On the third day, she watered them from the copper can, and started her lullaby once again. The leaves of the anemones shook, as though they were tiny arms reaching up impatiently for her. The snail maid ceased her song, and all was silent. Brushing the leaves gently, the snailmaid began to sing again. The leaves grasped onto her fingertip, like the hands of a newborn babe. To her astonishment, the anemone buds began to rapidly unfurl. Soft petals opened to reveal a pair of babies’ faces staring back at her.
“Oh!” Startled, she dropped the watering can and their petals snapped shut. She apologized and made shushing sounds. She petted and cajoled and begged, but the only thing that could coax them back out was the lullaby, so she sang until she was hoarse.
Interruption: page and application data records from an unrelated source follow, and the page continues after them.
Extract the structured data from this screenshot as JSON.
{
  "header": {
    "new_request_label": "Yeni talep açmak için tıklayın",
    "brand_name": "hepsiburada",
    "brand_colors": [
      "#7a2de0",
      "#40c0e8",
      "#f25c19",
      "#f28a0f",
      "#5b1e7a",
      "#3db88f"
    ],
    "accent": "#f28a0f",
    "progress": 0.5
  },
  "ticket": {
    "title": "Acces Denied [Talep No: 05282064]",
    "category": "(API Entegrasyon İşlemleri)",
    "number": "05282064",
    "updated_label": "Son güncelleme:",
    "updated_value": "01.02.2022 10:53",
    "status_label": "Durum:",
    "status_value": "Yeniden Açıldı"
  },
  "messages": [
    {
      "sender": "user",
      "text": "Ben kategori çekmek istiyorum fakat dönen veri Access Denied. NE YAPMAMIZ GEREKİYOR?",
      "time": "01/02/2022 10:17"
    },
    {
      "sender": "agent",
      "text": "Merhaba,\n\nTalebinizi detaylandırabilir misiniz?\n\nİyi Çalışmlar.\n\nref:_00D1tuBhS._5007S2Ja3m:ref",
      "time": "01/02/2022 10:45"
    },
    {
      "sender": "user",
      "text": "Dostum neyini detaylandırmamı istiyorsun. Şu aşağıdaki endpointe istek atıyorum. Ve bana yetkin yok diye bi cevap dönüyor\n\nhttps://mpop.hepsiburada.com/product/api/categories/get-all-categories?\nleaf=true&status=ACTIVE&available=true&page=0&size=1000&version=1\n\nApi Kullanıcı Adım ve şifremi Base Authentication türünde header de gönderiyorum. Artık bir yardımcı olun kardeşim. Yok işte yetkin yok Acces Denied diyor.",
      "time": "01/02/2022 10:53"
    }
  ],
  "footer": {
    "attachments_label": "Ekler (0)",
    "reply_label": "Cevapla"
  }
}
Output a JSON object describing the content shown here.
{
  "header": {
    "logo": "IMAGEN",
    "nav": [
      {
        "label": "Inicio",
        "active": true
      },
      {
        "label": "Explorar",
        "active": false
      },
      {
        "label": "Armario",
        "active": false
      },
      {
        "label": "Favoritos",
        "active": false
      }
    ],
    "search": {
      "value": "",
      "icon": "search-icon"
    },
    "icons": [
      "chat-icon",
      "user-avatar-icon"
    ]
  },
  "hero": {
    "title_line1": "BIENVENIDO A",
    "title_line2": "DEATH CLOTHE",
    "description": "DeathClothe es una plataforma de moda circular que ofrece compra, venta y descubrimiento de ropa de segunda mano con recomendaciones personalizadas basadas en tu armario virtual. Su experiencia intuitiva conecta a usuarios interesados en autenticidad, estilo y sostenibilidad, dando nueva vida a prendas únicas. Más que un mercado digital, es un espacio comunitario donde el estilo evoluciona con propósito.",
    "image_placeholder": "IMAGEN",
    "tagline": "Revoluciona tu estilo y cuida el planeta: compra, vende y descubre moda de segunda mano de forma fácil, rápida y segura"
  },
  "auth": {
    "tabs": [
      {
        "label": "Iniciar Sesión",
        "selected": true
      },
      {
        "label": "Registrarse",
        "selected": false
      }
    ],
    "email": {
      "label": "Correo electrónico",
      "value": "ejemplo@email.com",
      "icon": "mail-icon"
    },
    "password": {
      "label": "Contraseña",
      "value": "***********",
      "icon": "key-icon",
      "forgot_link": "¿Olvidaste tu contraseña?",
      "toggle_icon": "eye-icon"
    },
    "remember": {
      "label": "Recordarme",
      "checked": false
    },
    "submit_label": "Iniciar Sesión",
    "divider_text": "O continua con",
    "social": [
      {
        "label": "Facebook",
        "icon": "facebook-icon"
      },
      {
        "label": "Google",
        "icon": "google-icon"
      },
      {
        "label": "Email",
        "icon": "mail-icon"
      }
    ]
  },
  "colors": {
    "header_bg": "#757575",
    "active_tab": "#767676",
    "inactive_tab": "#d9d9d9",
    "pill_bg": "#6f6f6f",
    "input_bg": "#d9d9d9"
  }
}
She was overjoyed with her new green babies, and spent the night on the ground, curled up next to them in her snug shell.
The snailmaid moved into the garden for good to care for the wee flower babies. The larger one with the velvety purple petals and blond hair she named Abercrombie. He had a quick laugh and a grin full of mischief. The little girl with dark curls and warm pink petals she called Hallie. The girl had the softest voice, and was always on the verge of a yawn.
And there they stayed, the happy family in the garden in the woods, until the end of their days.